What Value Investors Do With Excess Cash
When a stock meets my screening criteria I will buy and hold, hoping that it will one day reach my Intrinsic Value. It's all about timing for Value Investors.
This leaves a major problem as few stocks meet my criteria, and a lot of my capital is left unused. In order to gain some return on this excess capital I allocate the money into index funds (usually the S&P or TSX) or cash, until a buying opportunity arises.
My portfolio is currently sitting at 35% in specific stocks, 40% in index funds and 25% in cash. I have been phasing out the Index funds and in the next few days I have decided to transition into cash.
Here are some reasons why:
S&P 500 Dividend Yield
The dividend Yield on the S&P (SPY) of 2.13% is much lower than the historical average of 3.11%. Although the market indexes have reached pre 2009 levels in terms of stock price, it is clear that their dividends are still quite low.
As corporate profits are continuing to soar, you would expect companies to reinvest the cash into buying back shares, raising dividends and other value added investments. However, it is clear that the majority of companies are choosing to cling on to their cash as they fear another rainy day could be approaching. With so much excess capital in my portfolio, buying the market right now isn't seeming like a good strategy.
Shiller P/E Ratio
The Shiller P/E ratio is a standard P/E calculation that is adjusted for inflation to even out the playing field.
As we can see the market's P/E of 23.47 is about 4X higher than the 19.7 average of the last 53 years. While government debt has helped to inflate this ratio, it would be difficult to argue that the market isn't expensive at the moment.
The effects of this expensive market have been very prevalent as of recently. As a value investor I look for companies with great management at even better valuations. As of recently it has been extremely hard to find companies that meet my criteria. With the exception of Gencorp (GY) (article on the valuation here), neither myself nor my value investor friends have managed to find extremely good buys. In the past three years the recession made it very easy to find undervalued stocks but it is getting tougher and tougher.

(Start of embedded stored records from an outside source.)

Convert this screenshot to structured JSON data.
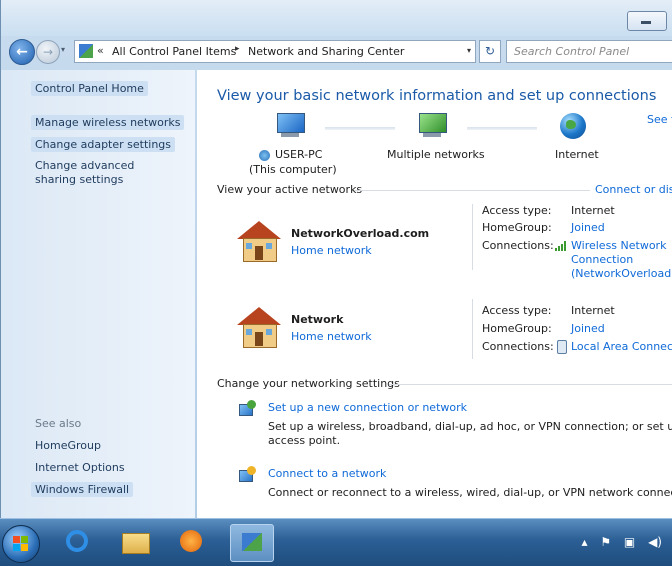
{
  "window": {
    "title": "Network and Sharing Center"
  },
  "nav": {
    "back_glyph": "←",
    "forward_glyph": "→",
    "dropdown_glyph": "▾",
    "chevron": "«",
    "crumbs": [
      "All Control Panel Items",
      "Network and Sharing Center"
    ],
    "crumb_sep": "▸",
    "refresh_glyph": "↻",
    "search_placeholder": "Search Control Panel"
  },
  "sidebar": {
    "items": [
      {
        "label": "Control Panel Home"
      },
      {
        "label": "Manage wireless networks"
      },
      {
        "label": "Change adapter settings"
      },
      {
        "label": "Change advanced sharing settings"
      }
    ],
    "see_also_label": "See also",
    "see_also": [
      {
        "label": "HomeGroup"
      },
      {
        "label": "Internet Options"
      },
      {
        "label": "Windows Firewall"
      }
    ]
  },
  "main": {
    "title": "View your basic network information and set up connections",
    "see_full_map": "See fu",
    "map": {
      "node1_name": "USER-PC",
      "node1_sub": "(This computer)",
      "node2_name": "Multiple networks",
      "node3_name": "Internet"
    },
    "active_title": "View your active networks",
    "connect_link": "Connect or disc",
    "networks": [
      {
        "name": "NetworkOverload.com",
        "type": "Home network",
        "access_label": "Access type:",
        "access_value": "Internet",
        "homegroup_label": "HomeGroup:",
        "homegroup_value": "Joined",
        "connections_label": "Connections:",
        "connection_line1": "Wireless Network",
        "connection_line2": "Connection",
        "connection_line3": "(NetworkOverload.co"
      },
      {
        "name": "Network",
        "type": "Home network",
        "access_label": "Access type:",
        "access_value": "Internet",
        "homegroup_label": "HomeGroup:",
        "homegroup_value": "Joined",
        "connections_label": "Connections:",
        "connection_line1": "Local Area Connecti"
      }
    ],
    "settings_title": "Change your networking settings",
    "actions": [
      {
        "title": "Set up a new connection or network",
        "desc1": "Set up a wireless, broadband, dial-up, ad hoc, or VPN connection; or set up a route",
        "desc2": "access point."
      },
      {
        "title": "Connect to a network",
        "desc1": "Connect or reconnect to a wireless, wired, dial-up, or VPN network connection."
      }
    ]
  },
  "taskbar": {
    "tray": [
      "▴",
      "⚑",
      "▣",
      "◀)"
    ]
  },
  "colors": {
    "link": "#0f6ad8",
    "heading": "#1a5aa8",
    "sidebar_bg": "#dbe8f5",
    "taskbar": "#2b5f95"
  }
}
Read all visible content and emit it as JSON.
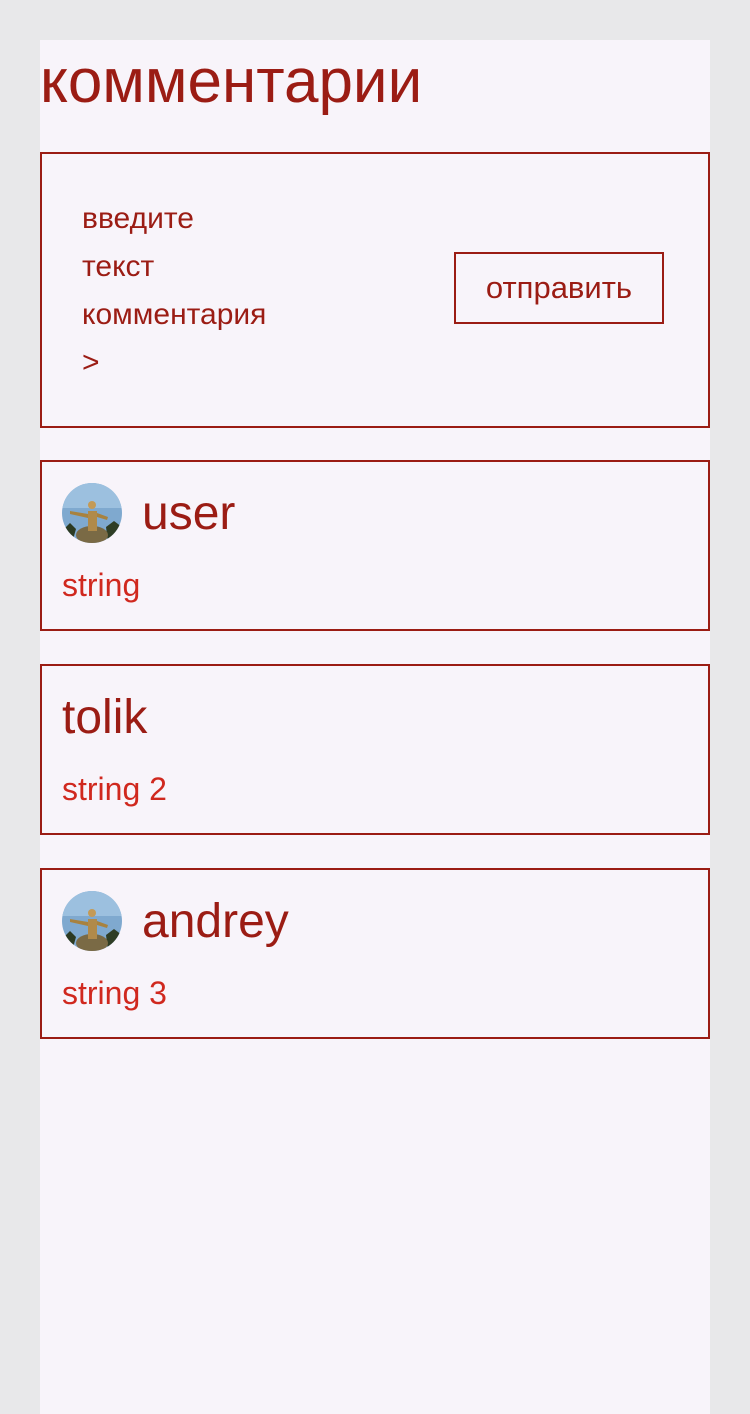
{
  "page": {
    "title": "комментарии"
  },
  "composer": {
    "input_text": "введите\nтекст\nкомментария\n>",
    "send_label": "отправить"
  },
  "comments": [
    {
      "author": "user",
      "text": "string",
      "has_avatar": true,
      "avatar_icon": "avatar-photo-statue"
    },
    {
      "author": "tolik",
      "text": "string 2",
      "has_avatar": false
    },
    {
      "author": "andrey",
      "text": "string 3",
      "has_avatar": true,
      "avatar_icon": "avatar-photo-statue"
    }
  ],
  "colors": {
    "page_background": "#e8e8ea",
    "panel_background": "#f8f4fa",
    "accent": "#9b1c14",
    "comment_text": "#d0281e"
  }
}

As investor confidence increases along with the recovering economies of North America, I expect that governments will raise their interest rate targets. A rise in interest will lower corporate profit margins, lowering bottom-line profits and stock prices. There has been much discussion on this at Seeking Alpha and my opinion is that it could happen as soon as next year. With interest rates at an 80-year low and markets gaining steam, a rising target is inevitable. When interest rates rise I expect the market to have a brief sell-off and then slowly decline. When that happens I will be happily waiting in cash. The problem is that nobody can predict when this will happen. For this reason I am getting out of indexes now to protect myself against any major losses.
M&A activity has been extremely heated in the past few years. As a value investor, M&A scares me considering that most deals destroy shareholder value.
While CEO pay is not quite at 2009 levels, it has been growing rapidly in the U.S. and Canada over the past few years. This can be attributed to high corporate profits (low interest rate environment) and lots of acquisitions. CEOs are loving acquisitions as it grows their company sizes and usually their pay. We are also starting to see this movement of "Say On Pay" becoming more prevalent in shareholder meetings (especially in Canada). All these signs point to a getting out of Indexes for me.
In the chart below we see how although the number of acquisitions is still high in Canada, their total values have decreased dramatically. This suggests CEOs are buying lots of little companies. This should be expected in the years following 2009 as it was cheap to consolidate. However, now in 2013 most firms that survived and have rebounded are no longer as cheap as they were in 2009.
From Bonds to Equities
In January we saw a massive inflow of capital from bonds and savings into equities that has rallied for the past two months. This tells me that investor confidence is quite high and that the markets could be overvalued. When I see astonishing quotes like "You are looking at the biggest two-week inflow into stocks since April, 2000 and a potential end to 22 consecutive months of outflows" I know the herd is moving right and that I must move left.
As a value investor I make money off picking stocks that I believe have great management and that are very undervalued. When I cannot find companies that meet this criteria, I put my excess cash into either index funds or cash. As I believe the markets are quite heated right now, I will be switching my portfolio's excess cash out of indexes.
During the possible downturn that I predict is coming soon I will need cash on hand to buy undervalued companies. It will be a huge missed opportunity for me if the market falls but my cash is tied up in index funds.
Bring on the "Great Rotation!" Whenever that occurs, I will be ready!